Early Learning programs assist in improving a child’s health and wellbeing, literacy and numeracy skills, the development of strong social interactions, and actively promoting a love for learning. It may be hard to envision when they are so young, but by investing in a robust Early Learning education, you are choosing a pathway and steering your child in the right direction for a bright educational future.
How can you ensure your child’s future is as bright as it can be?
It is never too early to begin learning
From the age of two, consider introducing your child to music lessons, dance lessons, sports lessons, or playgroup. At a playgroup session, children and their parents work together with other toddlers and adults. They are taught how to take turns, listen and respond, and respond to the emotions of others.
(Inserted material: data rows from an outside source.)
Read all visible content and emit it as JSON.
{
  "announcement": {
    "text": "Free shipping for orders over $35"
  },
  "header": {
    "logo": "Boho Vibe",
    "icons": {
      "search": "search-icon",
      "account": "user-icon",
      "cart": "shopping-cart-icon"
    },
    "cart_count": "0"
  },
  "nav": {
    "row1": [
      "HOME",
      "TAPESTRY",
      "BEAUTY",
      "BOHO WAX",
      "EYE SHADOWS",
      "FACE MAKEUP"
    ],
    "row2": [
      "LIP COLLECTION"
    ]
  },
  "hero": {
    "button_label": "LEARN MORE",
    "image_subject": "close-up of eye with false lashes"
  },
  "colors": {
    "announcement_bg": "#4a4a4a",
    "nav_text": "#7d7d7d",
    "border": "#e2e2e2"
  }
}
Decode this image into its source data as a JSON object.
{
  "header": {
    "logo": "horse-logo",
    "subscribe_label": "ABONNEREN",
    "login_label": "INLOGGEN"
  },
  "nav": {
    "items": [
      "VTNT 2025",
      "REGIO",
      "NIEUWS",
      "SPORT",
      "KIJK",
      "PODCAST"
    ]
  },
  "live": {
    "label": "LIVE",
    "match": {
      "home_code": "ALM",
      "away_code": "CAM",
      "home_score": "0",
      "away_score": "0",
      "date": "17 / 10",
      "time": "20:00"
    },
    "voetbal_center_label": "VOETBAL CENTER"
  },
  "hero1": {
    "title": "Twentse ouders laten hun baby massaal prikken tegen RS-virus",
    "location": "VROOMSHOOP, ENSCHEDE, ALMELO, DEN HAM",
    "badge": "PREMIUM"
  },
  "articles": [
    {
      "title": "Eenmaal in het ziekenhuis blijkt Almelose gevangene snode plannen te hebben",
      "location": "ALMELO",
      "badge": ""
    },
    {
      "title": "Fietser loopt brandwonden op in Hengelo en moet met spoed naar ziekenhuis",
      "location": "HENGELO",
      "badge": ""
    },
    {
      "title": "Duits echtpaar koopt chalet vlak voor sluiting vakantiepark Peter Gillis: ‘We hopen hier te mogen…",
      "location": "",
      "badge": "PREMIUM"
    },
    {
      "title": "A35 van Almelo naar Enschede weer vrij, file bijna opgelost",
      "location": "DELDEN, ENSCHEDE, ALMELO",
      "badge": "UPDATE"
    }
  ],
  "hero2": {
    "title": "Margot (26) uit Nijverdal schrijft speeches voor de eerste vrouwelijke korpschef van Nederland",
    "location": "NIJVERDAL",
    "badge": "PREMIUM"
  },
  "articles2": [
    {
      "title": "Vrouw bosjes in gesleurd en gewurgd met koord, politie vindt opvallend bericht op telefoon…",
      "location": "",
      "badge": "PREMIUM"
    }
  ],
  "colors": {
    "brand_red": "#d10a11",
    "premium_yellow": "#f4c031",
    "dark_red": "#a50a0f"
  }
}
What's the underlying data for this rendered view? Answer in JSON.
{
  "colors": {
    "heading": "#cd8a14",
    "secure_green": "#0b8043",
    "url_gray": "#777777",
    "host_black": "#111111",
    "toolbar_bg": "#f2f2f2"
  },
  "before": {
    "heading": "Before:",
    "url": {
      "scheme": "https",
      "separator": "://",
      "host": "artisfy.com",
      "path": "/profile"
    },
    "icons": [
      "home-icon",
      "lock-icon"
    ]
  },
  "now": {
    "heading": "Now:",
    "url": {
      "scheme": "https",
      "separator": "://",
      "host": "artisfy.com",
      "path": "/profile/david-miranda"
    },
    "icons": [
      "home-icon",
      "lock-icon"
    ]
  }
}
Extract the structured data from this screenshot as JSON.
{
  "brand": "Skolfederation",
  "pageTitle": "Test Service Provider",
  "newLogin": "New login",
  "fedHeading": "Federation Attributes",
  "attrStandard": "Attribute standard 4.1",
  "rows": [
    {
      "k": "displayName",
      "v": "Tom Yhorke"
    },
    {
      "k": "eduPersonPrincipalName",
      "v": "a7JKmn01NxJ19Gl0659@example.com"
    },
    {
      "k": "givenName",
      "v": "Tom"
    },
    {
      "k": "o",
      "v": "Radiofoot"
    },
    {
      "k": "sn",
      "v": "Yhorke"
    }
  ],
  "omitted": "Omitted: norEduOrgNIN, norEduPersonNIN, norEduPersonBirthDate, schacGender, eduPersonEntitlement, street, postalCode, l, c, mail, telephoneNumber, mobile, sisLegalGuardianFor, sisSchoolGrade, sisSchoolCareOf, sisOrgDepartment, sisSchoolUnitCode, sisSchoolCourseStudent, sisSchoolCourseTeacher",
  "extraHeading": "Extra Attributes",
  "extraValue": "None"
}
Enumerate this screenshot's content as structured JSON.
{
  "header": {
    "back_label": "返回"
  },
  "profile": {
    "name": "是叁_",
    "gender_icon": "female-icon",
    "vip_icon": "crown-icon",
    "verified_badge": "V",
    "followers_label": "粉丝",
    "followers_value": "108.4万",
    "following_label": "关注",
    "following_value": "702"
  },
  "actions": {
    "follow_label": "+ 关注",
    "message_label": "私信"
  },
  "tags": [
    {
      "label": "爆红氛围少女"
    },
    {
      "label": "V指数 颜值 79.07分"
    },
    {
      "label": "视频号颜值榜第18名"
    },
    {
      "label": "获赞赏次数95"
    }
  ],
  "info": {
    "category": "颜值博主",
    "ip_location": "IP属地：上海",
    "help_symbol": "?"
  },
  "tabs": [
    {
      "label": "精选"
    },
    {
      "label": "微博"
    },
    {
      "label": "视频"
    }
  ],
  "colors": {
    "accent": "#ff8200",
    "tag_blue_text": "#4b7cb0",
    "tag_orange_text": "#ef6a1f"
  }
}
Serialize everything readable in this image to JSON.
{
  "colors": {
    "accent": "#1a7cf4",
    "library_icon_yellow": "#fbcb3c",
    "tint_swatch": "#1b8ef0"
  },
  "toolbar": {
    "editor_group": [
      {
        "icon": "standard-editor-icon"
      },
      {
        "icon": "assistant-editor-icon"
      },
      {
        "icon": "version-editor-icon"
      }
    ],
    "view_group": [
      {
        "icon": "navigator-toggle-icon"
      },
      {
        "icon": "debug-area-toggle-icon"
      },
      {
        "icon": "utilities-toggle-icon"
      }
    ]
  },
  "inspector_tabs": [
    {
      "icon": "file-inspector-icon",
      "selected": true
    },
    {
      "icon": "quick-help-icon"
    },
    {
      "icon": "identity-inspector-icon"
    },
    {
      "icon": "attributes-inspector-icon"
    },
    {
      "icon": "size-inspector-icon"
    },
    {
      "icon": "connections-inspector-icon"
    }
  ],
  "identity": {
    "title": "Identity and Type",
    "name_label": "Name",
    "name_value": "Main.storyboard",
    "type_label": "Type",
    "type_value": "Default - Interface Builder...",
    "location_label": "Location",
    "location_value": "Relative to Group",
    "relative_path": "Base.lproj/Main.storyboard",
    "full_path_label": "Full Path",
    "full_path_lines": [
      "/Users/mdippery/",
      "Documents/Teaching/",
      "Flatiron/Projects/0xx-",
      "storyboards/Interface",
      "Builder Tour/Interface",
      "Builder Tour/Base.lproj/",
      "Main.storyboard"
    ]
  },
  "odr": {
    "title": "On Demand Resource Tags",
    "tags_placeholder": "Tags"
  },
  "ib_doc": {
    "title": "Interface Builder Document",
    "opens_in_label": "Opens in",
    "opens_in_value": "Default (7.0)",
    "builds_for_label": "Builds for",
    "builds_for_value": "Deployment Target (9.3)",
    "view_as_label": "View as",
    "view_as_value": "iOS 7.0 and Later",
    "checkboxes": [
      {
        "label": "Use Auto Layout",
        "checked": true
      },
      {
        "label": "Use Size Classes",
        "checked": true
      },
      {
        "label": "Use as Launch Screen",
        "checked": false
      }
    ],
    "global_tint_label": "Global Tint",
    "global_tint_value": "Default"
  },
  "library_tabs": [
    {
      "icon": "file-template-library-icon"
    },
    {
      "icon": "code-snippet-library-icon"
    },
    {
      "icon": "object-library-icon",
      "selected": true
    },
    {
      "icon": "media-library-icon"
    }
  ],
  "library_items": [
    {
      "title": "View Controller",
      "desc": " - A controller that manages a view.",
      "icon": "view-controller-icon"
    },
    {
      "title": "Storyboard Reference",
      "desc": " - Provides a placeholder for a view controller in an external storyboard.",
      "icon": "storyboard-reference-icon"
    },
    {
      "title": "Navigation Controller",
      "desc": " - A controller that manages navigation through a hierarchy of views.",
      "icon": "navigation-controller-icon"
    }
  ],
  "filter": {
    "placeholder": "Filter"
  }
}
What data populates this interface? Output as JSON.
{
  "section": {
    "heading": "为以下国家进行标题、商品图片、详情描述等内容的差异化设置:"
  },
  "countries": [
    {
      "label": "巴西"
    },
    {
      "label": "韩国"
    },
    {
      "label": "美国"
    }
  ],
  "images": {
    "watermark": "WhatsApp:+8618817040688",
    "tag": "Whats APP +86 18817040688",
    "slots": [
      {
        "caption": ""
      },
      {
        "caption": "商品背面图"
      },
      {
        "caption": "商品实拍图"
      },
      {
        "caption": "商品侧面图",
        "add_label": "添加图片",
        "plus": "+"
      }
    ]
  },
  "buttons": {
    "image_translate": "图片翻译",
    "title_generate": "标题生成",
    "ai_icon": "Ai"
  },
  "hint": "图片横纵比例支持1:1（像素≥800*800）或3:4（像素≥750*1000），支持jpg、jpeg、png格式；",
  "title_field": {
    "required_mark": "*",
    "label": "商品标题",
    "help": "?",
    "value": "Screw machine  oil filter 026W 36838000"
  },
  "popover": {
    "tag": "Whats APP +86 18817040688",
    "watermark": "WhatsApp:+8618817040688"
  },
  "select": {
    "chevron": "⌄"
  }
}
These skills are introduced through intentional social interactions, sensory tasks, and skill development tasks. These can be sport-based – playing with soft balls to enhance their motor skills and coordination or performing arts-based – dancing to music, singing, and interacting with others. Your child’s interpersonal qualities will increase and be honed by exposure to other children.
Look for progress markers that inform how your child is developing
At the beginning of every child’s learning journey, they should feel excited to start a new chapter in their life. As a three-year-old, the objectives should focus on developing independence and resilience.
As a four-year-old, academics start to play a prominent role in their daily regime. Literacy and numeracy lay the foundations for their future learning, and they should be exposed to new experiences that enhance different parts of the brain. The brain controls our thoughts, memory and speech, movement of the arms and legs, and the function of many organs within our body. Robust Early Learning programs will incorporate a wide range of activities and lessons to ensure your child is being stimulated academically, mentally, emotionally, and socially. As they approach the transition to Prep, your child should be able to organise themselves, go to the bathroom alone, brush their teeth, arrange their lunch box, and recognise social and moral situations.
Keep the brain stimulated to enable child development, both academically and socially
Children in Early Learning will learn skills that they will need throughout their life. They learn how to play with others, begin to learn the art of compromise, develop empathy, gather.
Melissa Schoorman is the Head of Wardle House and Deputy Principal at Toorak College.